Iowa Court Finds Navistar, Inc. Does Not Owe A Duty For Replacement Parts
CASE RESULTS DEPEND UPON A VARIETY OF FACTORS UNIQUE TO EACH CASE. CASE RESULTS DO NOT GUARANTEE OR PREDICT A SIMILAR RESULT IN ANY FUTURE CASE.
On April 22, 2015, an Iowa trial court granted summary judgment for Navistar, Inc., finding that the vehicle manufacturer did not owe a duty to warn with respect to safe use of replacement vehicle component parts manufactured and sold by others. This case arises out of Plaintiff’s claim that David Foote suffered injuries as a result of being exposed to asbestos-containing products.
The plaintiff worked in various occupations, including as a mechanic, during which he did brake, clutch and engine work on automobiles and heavy duty trucks. He testified that he used compressed air to blow out debris when removing old brakes and that he sometimes filed or ground the replacement brake linings. He identified working on International (Navistar) vehicles, amongst various others.
The plaintiff was not able to say that he removed the factory original brakes from any International vehicle. He also could not identify the manufacturer of any brakes he removed. He could identify the replacement parts he used on these vehicles and they were supplied by other manufacturers, some of which were defendants in the case.
Judge Richard Davidson of the Iowa District Court for Pottawattamie County found that there was no genuine issue of material fact that the plaintiff was exposed to Navistar products inasmuch as he could not identify removing factory original equipment brakes. The court also found that plaintiff had not demonstrated a genuine issue of material fact that the plaintiff worked with replacement parts supplied by the defendants.
Plaintiff argued that the lack of product identification was not fatal to the failure to warn claim because vehicle manufacturers had a duty to warn about proper use of replacement parts, whether or not the vehicle manufacturer supplied them. Plaintiff argued that it was reasonably foreseeable that customers would use asbestos-containing replacement brakes made and sold by other companies, and that the vehicle manufacturers had a duty to warn of these dangers and were negligent in carrying out this duty.
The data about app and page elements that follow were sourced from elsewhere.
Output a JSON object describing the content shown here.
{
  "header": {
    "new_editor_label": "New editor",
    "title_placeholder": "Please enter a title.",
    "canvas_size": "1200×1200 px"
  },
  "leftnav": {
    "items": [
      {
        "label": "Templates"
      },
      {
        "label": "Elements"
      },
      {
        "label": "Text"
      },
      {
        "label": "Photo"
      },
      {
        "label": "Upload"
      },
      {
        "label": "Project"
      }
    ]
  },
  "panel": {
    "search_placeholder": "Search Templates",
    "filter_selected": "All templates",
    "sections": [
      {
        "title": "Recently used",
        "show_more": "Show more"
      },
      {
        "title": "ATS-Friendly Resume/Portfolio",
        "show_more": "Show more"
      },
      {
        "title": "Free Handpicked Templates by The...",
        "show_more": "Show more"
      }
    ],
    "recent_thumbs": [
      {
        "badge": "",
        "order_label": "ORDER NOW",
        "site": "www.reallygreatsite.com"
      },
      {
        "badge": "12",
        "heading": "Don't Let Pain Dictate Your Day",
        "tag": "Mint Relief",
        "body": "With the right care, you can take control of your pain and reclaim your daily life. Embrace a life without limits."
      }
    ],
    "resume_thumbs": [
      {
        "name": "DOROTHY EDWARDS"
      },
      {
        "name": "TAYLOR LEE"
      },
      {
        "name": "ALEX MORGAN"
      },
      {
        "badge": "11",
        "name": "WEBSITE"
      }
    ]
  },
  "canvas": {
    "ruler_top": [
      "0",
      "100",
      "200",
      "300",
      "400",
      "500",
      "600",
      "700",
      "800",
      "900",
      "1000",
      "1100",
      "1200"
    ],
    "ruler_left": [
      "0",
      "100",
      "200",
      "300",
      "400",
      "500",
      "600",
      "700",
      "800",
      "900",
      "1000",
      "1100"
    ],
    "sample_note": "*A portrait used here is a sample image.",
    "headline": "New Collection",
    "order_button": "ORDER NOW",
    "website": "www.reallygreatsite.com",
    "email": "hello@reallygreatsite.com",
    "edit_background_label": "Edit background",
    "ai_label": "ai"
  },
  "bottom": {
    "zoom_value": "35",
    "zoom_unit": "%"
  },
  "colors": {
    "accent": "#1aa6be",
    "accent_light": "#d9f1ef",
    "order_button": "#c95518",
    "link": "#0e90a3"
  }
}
The court rejected this argument, finding that, "a plaintiff in a products liability case must prove that the injury-causing product was a product manufactured or supplied by the defendant." Court Order re Navistar, p.8 (citations omitted). The court found that, and that a vehicle manufacturer does not have a duty to warn about potential dangers associated with a replacement part made by someone else.
Plaintiff was represented by Jay Stuemke and Kevin Paul of Simon Greenstone Panatier Bartlett in Dallas.
Navistar was represented by David Lutz and Jesse Sater of Bowman and Brooke LLP in Minneapolis.